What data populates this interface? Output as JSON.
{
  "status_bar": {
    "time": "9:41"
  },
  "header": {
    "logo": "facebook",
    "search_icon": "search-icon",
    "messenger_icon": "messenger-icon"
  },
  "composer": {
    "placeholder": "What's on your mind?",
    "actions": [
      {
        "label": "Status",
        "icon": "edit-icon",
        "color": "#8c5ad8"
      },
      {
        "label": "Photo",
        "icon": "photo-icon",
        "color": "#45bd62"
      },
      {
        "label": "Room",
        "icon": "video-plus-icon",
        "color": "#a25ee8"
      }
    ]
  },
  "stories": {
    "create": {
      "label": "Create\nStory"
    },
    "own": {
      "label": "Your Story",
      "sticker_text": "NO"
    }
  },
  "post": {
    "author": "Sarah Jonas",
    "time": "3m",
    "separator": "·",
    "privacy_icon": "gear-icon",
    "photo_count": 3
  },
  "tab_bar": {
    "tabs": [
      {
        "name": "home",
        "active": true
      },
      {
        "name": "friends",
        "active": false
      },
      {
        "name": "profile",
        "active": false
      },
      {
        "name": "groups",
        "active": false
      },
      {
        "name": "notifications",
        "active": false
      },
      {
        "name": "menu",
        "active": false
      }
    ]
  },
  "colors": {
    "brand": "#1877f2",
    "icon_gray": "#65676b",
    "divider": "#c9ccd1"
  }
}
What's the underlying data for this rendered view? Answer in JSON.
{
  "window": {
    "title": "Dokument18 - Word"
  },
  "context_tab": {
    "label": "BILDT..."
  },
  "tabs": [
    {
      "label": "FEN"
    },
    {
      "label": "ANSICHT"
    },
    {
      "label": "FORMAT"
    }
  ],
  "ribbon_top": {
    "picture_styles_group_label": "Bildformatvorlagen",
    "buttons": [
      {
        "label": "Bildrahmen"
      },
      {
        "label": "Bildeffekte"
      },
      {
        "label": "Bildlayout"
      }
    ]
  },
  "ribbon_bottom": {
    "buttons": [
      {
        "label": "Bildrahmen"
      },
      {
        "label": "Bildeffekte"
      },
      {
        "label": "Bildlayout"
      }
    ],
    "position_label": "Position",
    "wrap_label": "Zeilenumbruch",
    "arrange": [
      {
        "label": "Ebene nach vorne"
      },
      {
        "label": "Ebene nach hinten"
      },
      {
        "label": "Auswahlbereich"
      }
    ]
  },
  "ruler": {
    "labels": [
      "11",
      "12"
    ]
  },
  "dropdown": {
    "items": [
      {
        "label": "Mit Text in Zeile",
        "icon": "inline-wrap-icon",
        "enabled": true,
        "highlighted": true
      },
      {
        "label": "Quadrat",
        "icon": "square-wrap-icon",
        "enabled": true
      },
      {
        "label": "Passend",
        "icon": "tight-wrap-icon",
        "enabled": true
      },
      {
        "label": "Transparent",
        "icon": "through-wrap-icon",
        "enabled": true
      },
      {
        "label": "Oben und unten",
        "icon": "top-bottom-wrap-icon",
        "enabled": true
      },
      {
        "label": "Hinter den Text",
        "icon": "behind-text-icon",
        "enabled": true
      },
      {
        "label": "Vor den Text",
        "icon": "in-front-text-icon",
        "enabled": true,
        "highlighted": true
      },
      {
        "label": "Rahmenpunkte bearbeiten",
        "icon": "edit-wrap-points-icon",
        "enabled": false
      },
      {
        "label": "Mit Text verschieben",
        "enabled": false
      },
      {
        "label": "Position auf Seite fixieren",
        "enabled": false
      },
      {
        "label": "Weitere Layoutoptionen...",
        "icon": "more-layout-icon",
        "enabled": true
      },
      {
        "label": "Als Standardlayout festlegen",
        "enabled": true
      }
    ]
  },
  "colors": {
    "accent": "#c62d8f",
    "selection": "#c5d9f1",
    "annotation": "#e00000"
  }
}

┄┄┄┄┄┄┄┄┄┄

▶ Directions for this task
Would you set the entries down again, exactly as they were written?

▶ Your solution
What data populates this interface? Output as JSON.
{
  "status_bar": {
    "time": "9:41"
  },
  "header": {
    "logo": "facebook",
    "search_icon": "search-icon",
    "messenger_icon": "messenger-icon"
  },
  "composer": {
    "placeholder": "What's on your mind?",
    "actions": [
      {
        "label": "Status",
        "icon": "edit-icon",
        "color": "#8c5ad8"
      },
      {
        "label": "Photo",
        "icon": "photo-icon",
        "color": "#45bd62"
      },
      {
        "label": "Room",
        "icon": "video-plus-icon",
        "color": "#a25ee8"
      }
    ]
  },
  "stories": {
    "create": {
      "label": "Create\nStory"
    },
    "own": {
      "label": "Your Story",
      "sticker_text": "NO"
    }
  },
  "post": {
    "author": "Sarah Jonas",
    "time": "3m",
    "separator": "·",
    "privacy_icon": "gear-icon",
    "photo_count": 3
  },
  "tab_bar": {
    "tabs": [
      {
        "name": "home",
        "active": true
      },
      {
        "name": "friends",
        "active": false
      },
      {
        "name": "profile",
        "active": false
      },
      {
        "name": "groups",
        "active": false
      },
      {
        "name": "notifications",
        "active": false
      },
      {
        "name": "menu",
        "active": false
      }
    ]
  },
  "colors": {
    "brand": "#1877f2",
    "icon_gray": "#65676b",
    "divider": "#c9ccd1"
  }
}
What's the underlying data for this rendered view? Answer in JSON.
{
  "window": {
    "title": "Dokument18 - Word"
  },
  "context_tab": {
    "label": "BILDT..."
  },
  "tabs": [
    {
      "label": "FEN"
    },
    {
      "label": "ANSICHT"
    },
    {
      "label": "FORMAT"
    }
  ],
  "ribbon_top": {
    "picture_styles_group_label": "Bildformatvorlagen",
    "buttons": [
      {
        "label": "Bildrahmen"
      },
      {
        "label": "Bildeffekte"
      },
      {
        "label": "Bildlayout"
      }
    ]
  },
  "ribbon_bottom": {
    "buttons": [
      {
        "label": "Bildrahmen"
      },
      {
        "label": "Bildeffekte"
      },
      {
        "label": "Bildlayout"
      }
    ],
    "position_label": "Position",
    "wrap_label": "Zeilenumbruch",
    "arrange": [
      {
        "label": "Ebene nach vorne"
      },
      {
        "label": "Ebene nach hinten"
      },
      {
        "label": "Auswahlbereich"
      }
    ]
  },
  "ruler": {
    "labels": [
      "11",
      "12"
    ]
  },
  "dropdown": {
    "items": [
      {
        "label": "Mit Text in Zeile",
        "icon": "inline-wrap-icon",
        "enabled": true,
        "highlighted": true
      },
      {
        "label": "Quadrat",
        "icon": "square-wrap-icon",
        "enabled": true
      },
      {
        "label": "Passend",
        "icon": "tight-wrap-icon",
        "enabled": true
      },
      {
        "label": "Transparent",
        "icon": "through-wrap-icon",
        "enabled": true
      },
      {
        "label": "Oben und unten",
        "icon": "top-bottom-wrap-icon",
        "enabled": true
      },
      {
        "label": "Hinter den Text",
        "icon": "behind-text-icon",
        "enabled": true
      },
      {
        "label": "Vor den Text",
        "icon": "in-front-text-icon",
        "enabled": true,
        "highlighted": true
      },
      {
        "label": "Rahmenpunkte bearbeiten",
        "icon": "edit-wrap-points-icon",
        "enabled": false
      },
      {
        "label": "Mit Text verschieben",
        "enabled": false
      },
      {
        "label": "Position auf Seite fixieren",
        "enabled": false
      },
      {
        "label": "Weitere Layoutoptionen...",
        "icon": "more-layout-icon",
        "enabled": true
      },
      {
        "label": "Als Standardlayout festlegen",
        "enabled": true
      }
    ]
  },
  "colors": {
    "accent": "#c62d8f",
    "selection": "#c5d9f1",
    "annotation": "#e00000"
  }
}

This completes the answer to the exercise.